Robert Sabuda and J. Otto Seibold aren't artists usually mentioned in the same sentence. In fact, the kind of work they are most well-known for wouldn't normally be grouped together (intricate pop-ups for Sabuda, highly stylized picture books with digital art for Seibold), until now. Due out this fall are two takes on Lewis Carroll's classic, pop-up style: Seibold's Alice in Pop-Up Wonderland (Orchard) and Sabuda's Alice's Adventures in Wonderland (Little Simon).

The idea for working on an Alice story came to Sabuda because he has always been interested in it. "I remember as a boy thinking how mean all the adults in the book were to Alice," he said. "Now, as an adult, I wanted to go back and see if it was true that they were mean to her. Alice and I worked it out," he added with a laugh, "and it turns out that even if you're a kid with adults around, things they say aren't necessarily right."

The tale also appealed to Sabuda because it was a childhood favorite. When reading the book as a child, the artist said he was struck by the wordplay throughout the story. "It was so silly and it was the adults who were so silly, which wasn't common at the time," he said.

Seibold had also been a fan of the Carroll tale, but said the idea to do a pop-up version of the story was his publisher's, not his own. "It's the first time I've done a book where the publisher asked me to do it," he said. "I like the idea of working on a project in the public domain; it appealed to me since there are so many takes on Alice beyond the original."

The experience of working in the pop-up format was brand new for Seibold, and he found the process was more time-consuming than he had originally planned. "I went into it thinking I knew what I was getting into, and it ended up taking five times longer than I thought," he said. "It's a completely different process from the other books I've done before."

Seibold had a close working relationship with the book's paper engineers, which was also new to him, because he's accustomed to working alone and designing everything himself. "It's amazing, the amount of back-and-forth and change that needs to happen in order to make the paper engineering work," he said. "The amount of stuff that you have to compromise on in order to have a piece of paper bow a certain way is a lot."

Sabuda, who has many popular pop-up books already under his belt (including The Movable Mother Goose and The Wonderful Wizard of Oz), engineers all the paper himself and chose the scenes to represent with pop-ups by which ones had made the biggest impression on him as a child. "The fact that the baby in the story turned into a pig really stuck in my mind," he said.

For the overall look of the art, Sabuda said he "sort of leaned to Tenniel's original illustrations.

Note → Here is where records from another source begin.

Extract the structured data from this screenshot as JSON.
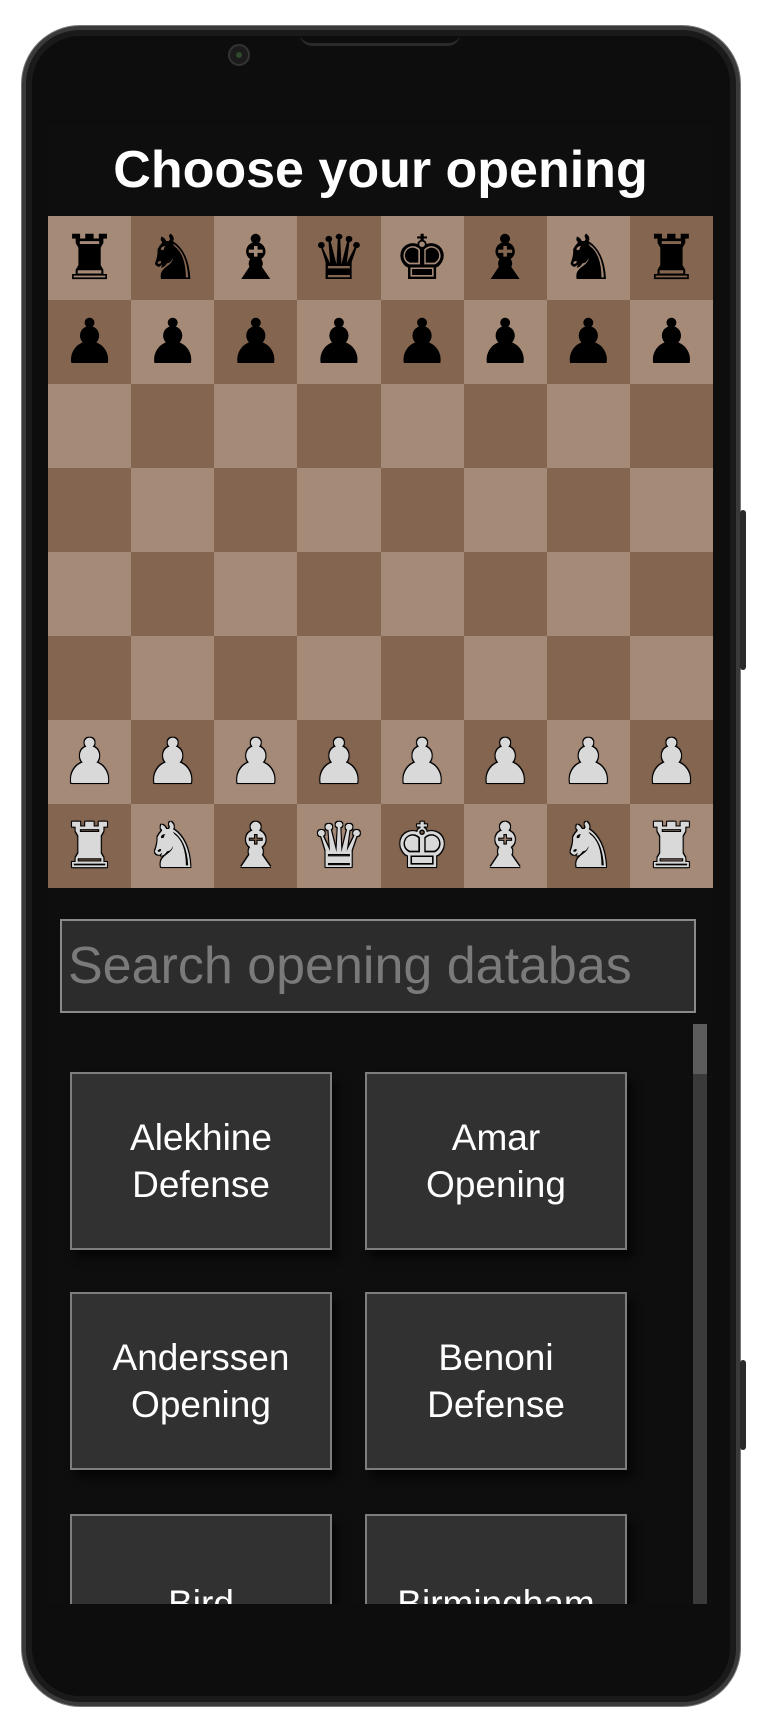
{
  "title": "Choose your opening",
  "search": {
    "placeholder": "Search opening databas"
  },
  "board": {
    "ranks": [
      [
        {
          "p": "♜",
          "c": "black",
          "n": "black-rook"
        },
        {
          "p": "♞",
          "c": "black",
          "n": "black-knight"
        },
        {
          "p": "♝",
          "c": "black",
          "n": "black-bishop"
        },
        {
          "p": "♛",
          "c": "black",
          "n": "black-queen"
        },
        {
          "p": "♚",
          "c": "black",
          "n": "black-king"
        },
        {
          "p": "♝",
          "c": "black",
          "n": "black-bishop"
        },
        {
          "p": "♞",
          "c": "black",
          "n": "black-knight"
        },
        {
          "p": "♜",
          "c": "black",
          "n": "black-rook"
        }
      ],
      [
        {
          "p": "♟",
          "c": "black",
          "n": "black-pawn"
        },
        {
          "p": "♟",
          "c": "black",
          "n": "black-pawn"
        },
        {
          "p": "♟",
          "c": "black",
          "n": "black-pawn"
        },
        {
          "p": "♟",
          "c": "black",
          "n": "black-pawn"
        },
        {
          "p": "♟",
          "c": "black",
          "n": "black-pawn"
        },
        {
          "p": "♟",
          "c": "black",
          "n": "black-pawn"
        },
        {
          "p": "♟",
          "c": "black",
          "n": "black-pawn"
        },
        {
          "p": "♟",
          "c": "black",
          "n": "black-pawn"
        }
      ],
      [
        null,
        null,
        null,
        null,
        null,
        null,
        null,
        null
      ],
      [
        null,
        null,
        null,
        null,
        null,
        null,
        null,
        null
      ],
      [
        null,
        null,
        null,
        null,
        null,
        null,
        null,
        null
      ],
      [
        null,
        null,
        null,
        null,
        null,
        null,
        null,
        null
      ],
      [
        {
          "p": "♟",
          "c": "white",
          "n": "white-pawn"
        },
        {
          "p": "♟",
          "c": "white",
          "n": "white-pawn"
        },
        {
          "p": "♟",
          "c": "white",
          "n": "white-pawn"
        },
        {
          "p": "♟",
          "c": "white",
          "n": "white-pawn"
        },
        {
          "p": "♟",
          "c": "white",
          "n": "white-pawn"
        },
        {
          "p": "♟",
          "c": "white",
          "n": "white-pawn"
        },
        {
          "p": "♟",
          "c": "white",
          "n": "white-pawn"
        },
        {
          "p": "♟",
          "c": "white",
          "n": "white-pawn"
        }
      ],
      [
        {
          "p": "♜",
          "c": "white",
          "n": "white-rook"
        },
        {
          "p": "♞",
          "c": "white",
          "n": "white-knight"
        },
        {
          "p": "♝",
          "c": "white",
          "n": "white-bishop"
        },
        {
          "p": "♛",
          "c": "white",
          "n": "white-queen"
        },
        {
          "p": "♚",
          "c": "white",
          "n": "white-king"
        },
        {
          "p": "♝",
          "c": "white",
          "n": "white-bishop"
        },
        {
          "p": "♞",
          "c": "white",
          "n": "white-knight"
        },
        {
          "p": "♜",
          "c": "white",
          "n": "white-rook"
        }
      ]
    ],
    "light_color": "#a58a78",
    "dark_color": "#836550"
  },
  "openings": [
    {
      "label": "Alekhine Defense"
    },
    {
      "label": "Amar Opening"
    },
    {
      "label": "Anderssen Opening"
    },
    {
      "label": "Benoni Defense"
    },
    {
      "label": "Bird"
    },
    {
      "label": "Birmingham"
    }
  ]
}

If you're paying homage to something, I agree with the adage 'if it ain't broke, don't fix it.' "

Seibold also took Tenniel's illustrations into consideration when working on his book. "I looked at the original drawings, closed the book, and then drew," he said of his process. "I wanted to do my own style, but then also stay within the iconic style of the original."

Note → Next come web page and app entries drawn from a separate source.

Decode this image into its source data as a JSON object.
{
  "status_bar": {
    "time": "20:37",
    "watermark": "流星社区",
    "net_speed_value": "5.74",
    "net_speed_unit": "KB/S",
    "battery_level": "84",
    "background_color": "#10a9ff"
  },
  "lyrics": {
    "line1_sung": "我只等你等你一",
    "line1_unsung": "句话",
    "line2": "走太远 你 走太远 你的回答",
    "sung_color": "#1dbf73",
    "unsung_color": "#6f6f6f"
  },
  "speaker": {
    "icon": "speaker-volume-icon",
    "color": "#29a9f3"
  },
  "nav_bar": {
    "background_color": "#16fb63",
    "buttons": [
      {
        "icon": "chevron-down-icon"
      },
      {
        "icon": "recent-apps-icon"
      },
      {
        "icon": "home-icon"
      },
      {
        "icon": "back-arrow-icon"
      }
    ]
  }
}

Neither artist knew the other was working on an Alice pop-up at the same time, but both feel just fine about the competition. As Sabuda put it, "There are enough people in the world who love Alice that each different take on the story will find an audience."

As for working on another pop-up book, Seibold said, "There are so many other things to work on. Pop-ups take up so much time." He does, however, have a sequel to his 1997 bestseller Olive, the Other Reindeer due out next year, called Olive, My Love (a take-off on a Led Zeppelin song). As for Sabuda, he is working on a pop-up book of landmarks across America.